Dataset rows describing interfaces
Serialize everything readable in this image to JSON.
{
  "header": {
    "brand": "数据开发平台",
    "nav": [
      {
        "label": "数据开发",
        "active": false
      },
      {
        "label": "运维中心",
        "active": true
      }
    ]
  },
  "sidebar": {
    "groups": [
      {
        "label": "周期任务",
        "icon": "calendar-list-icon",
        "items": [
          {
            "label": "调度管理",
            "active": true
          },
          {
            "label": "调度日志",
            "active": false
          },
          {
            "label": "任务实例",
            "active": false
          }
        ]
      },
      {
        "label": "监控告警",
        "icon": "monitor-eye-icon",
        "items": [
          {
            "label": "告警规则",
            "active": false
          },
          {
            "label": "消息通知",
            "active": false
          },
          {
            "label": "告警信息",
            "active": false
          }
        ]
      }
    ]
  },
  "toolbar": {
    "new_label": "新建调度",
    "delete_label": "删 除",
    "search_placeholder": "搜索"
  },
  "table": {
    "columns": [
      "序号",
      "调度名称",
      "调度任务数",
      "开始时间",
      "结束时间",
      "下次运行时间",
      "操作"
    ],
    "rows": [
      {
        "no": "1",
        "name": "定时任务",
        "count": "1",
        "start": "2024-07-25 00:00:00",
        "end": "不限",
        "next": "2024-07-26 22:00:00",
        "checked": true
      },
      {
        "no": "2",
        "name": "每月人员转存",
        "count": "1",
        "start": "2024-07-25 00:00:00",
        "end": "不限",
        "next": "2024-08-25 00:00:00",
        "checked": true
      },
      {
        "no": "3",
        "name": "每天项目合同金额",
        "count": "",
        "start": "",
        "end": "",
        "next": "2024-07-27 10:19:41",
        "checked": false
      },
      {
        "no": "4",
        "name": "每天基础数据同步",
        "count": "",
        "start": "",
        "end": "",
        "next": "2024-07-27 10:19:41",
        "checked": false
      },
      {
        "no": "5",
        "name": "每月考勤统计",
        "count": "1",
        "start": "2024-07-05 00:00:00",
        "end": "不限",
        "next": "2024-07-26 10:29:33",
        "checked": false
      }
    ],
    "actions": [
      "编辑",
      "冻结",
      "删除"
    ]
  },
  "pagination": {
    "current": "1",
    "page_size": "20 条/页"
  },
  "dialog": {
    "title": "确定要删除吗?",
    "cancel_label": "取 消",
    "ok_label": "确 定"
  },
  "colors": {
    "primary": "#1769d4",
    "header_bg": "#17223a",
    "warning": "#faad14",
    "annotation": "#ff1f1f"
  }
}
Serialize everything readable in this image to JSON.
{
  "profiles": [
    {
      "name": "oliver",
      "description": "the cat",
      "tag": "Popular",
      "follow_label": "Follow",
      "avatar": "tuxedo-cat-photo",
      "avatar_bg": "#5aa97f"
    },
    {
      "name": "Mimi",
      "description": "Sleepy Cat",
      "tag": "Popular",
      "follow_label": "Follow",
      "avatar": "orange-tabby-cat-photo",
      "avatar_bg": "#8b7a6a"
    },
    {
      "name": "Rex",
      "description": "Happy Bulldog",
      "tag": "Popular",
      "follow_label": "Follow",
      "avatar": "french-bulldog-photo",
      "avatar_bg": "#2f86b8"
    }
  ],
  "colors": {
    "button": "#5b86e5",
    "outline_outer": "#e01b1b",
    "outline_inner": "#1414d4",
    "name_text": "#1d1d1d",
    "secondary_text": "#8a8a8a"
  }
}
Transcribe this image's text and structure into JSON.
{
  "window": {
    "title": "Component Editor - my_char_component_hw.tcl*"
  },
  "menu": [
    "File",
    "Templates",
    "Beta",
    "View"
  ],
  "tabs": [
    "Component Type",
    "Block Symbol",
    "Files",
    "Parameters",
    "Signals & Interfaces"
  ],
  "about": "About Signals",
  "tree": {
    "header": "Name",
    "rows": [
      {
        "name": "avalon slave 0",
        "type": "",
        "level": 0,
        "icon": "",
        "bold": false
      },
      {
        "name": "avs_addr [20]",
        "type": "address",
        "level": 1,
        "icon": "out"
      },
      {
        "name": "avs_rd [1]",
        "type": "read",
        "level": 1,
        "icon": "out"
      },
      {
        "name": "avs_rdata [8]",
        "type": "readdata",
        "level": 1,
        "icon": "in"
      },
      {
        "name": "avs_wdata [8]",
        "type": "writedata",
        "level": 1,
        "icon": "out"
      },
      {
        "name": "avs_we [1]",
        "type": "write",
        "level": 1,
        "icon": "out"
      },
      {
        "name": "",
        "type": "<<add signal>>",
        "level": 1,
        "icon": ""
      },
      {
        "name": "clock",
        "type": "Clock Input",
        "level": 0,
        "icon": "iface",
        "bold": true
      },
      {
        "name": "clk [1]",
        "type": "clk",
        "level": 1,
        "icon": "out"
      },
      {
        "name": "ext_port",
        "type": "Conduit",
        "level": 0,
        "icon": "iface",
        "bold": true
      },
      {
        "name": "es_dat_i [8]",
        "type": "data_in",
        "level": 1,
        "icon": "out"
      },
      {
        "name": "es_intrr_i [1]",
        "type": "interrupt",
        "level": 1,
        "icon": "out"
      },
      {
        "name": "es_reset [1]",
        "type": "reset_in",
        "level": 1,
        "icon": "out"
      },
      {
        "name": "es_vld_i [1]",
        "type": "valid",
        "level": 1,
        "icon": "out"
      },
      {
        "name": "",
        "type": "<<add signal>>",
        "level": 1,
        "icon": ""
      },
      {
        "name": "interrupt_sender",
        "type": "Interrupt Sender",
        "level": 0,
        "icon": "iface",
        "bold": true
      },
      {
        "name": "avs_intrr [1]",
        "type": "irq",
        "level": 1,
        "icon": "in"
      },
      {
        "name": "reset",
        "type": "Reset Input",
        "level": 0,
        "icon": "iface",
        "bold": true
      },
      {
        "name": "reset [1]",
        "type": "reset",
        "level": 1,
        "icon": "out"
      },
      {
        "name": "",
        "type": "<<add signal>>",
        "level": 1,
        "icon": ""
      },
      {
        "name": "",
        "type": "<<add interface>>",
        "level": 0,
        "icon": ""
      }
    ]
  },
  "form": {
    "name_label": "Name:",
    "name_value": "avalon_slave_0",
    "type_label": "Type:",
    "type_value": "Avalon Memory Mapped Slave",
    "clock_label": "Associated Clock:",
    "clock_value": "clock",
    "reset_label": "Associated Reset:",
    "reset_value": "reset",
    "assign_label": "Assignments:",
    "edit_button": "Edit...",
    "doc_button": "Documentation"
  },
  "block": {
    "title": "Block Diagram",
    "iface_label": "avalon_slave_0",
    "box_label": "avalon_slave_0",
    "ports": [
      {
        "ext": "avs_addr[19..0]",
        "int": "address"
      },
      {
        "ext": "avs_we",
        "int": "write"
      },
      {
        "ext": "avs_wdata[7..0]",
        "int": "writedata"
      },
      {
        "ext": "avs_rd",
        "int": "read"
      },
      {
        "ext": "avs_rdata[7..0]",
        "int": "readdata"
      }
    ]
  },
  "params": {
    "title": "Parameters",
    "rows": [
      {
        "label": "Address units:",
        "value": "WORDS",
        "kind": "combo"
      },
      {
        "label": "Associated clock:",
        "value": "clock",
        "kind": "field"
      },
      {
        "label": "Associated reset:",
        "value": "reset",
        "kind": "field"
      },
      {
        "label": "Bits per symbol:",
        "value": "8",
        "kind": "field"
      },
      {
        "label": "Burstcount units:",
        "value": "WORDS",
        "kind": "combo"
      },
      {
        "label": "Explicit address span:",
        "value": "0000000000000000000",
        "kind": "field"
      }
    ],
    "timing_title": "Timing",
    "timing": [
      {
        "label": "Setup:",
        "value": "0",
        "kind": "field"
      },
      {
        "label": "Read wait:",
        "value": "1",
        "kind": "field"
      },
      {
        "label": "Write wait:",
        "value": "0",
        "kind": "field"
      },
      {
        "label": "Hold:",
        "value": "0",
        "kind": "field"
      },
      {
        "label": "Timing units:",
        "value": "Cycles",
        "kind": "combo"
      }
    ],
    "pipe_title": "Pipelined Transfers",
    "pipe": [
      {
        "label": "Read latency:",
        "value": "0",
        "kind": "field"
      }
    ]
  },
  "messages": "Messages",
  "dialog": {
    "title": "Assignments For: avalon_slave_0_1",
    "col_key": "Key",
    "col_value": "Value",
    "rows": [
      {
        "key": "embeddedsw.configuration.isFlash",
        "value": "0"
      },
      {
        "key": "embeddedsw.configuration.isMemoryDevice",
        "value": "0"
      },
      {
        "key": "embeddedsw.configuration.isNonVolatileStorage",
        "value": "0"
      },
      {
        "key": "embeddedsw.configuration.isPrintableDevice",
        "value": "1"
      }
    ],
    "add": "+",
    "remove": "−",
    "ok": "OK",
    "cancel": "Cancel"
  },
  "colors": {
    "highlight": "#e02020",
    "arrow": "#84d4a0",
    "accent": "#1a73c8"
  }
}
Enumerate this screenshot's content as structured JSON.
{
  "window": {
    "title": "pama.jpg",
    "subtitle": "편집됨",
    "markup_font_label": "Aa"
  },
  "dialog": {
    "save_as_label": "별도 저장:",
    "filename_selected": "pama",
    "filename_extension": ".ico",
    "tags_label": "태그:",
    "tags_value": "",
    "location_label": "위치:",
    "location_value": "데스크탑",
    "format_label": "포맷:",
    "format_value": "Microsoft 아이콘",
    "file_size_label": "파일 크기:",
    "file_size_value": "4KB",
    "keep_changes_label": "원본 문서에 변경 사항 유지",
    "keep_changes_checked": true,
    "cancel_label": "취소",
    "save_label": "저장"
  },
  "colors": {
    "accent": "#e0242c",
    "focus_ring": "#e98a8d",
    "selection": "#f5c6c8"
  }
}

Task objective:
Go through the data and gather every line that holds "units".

Result below:
        "label": "Address units:",
        "label": "Burstcount units:",
        "label": "Timing units:",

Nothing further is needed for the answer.